“These are planned attacks that are planned over months, and waiting periods do not work,” said Speliotis, who said it is better to focus on the types of weapons being used.
“Last Friday has made everyone think about these issues,” said state Rep. John Keenan of Salem, adding that lawmakers won’t be tackling the issue until after Jan. 1.
“I think Congress has to take a look at that as well,”Keenan said of the lapse of the federal assault weapons ban, given the type of high-capacity weapons used in recent mass shootings.
“People have a right to own a gun,” Keenan said, “but for the life of me, I can’t understand why that type of weapon is called for, for a sportsman. Does someone have a right to own a bazooka?”
The Bay State has tough gun laws, Keenan said, but “that’s not to say we can’t look further. The unfortunate thing is it takes a tragedy like this to get the discussion going.”
State Rep. Brad Hill, R-Ipswich, said he is not familiar with the ins and outs of Gov. Patrick’s gun control initiatives, and he cautioned against a “knee-jerk reaction” to the Newtown incident. Other issues are at play, he said, including those related to the mental health of the shooter. Hill wants to hear from public safety officials first, “before we legislate changes.”
State Rep. Jerry Parisella, D-Beverly, said the question to be addressed is, “what’s reasonable. What’s a reasonable firearm, what’s a reasonable clip?” Parisella said it will be a balancing act to protect gun owners’ constitutional rights and protect public safety.

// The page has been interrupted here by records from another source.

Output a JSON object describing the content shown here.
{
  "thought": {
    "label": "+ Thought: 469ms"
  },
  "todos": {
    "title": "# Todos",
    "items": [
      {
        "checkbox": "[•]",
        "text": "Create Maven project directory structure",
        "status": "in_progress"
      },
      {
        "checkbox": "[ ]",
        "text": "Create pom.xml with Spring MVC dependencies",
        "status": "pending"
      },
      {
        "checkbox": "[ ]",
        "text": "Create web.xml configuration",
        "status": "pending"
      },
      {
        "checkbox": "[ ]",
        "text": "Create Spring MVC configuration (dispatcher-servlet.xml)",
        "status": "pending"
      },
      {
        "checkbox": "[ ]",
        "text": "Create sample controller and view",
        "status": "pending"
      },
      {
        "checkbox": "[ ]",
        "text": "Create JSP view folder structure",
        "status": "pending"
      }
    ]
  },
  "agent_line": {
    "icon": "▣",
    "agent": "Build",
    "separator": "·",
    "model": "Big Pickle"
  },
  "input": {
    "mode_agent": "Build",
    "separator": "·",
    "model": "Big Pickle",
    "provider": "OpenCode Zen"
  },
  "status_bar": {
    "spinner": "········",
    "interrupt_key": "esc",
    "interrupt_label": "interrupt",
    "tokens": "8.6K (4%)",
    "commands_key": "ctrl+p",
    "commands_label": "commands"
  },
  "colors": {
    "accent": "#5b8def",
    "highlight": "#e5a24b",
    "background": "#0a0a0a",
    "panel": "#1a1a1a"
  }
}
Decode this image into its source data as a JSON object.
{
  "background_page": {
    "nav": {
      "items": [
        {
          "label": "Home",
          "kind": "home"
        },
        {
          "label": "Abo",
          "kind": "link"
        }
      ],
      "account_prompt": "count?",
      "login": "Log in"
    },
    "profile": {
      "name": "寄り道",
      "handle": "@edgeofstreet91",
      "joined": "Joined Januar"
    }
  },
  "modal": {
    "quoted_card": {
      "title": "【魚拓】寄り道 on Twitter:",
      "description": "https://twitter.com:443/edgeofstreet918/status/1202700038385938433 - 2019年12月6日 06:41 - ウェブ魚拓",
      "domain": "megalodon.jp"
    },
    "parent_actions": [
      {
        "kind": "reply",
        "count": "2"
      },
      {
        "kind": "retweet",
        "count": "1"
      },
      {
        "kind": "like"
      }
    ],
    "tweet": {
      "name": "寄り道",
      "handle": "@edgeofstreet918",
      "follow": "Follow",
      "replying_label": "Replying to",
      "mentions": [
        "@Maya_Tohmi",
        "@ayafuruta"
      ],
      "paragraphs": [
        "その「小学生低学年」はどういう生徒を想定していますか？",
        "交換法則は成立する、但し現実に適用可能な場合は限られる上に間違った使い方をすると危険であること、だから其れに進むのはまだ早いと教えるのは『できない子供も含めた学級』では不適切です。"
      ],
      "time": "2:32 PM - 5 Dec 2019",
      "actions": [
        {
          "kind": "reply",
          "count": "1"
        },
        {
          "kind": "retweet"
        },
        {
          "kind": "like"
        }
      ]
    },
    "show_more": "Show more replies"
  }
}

Staff writer Ethan Forman can be reached at 978-338-2673, by email at email@example.com or on Twitter at @DanverSalemNews.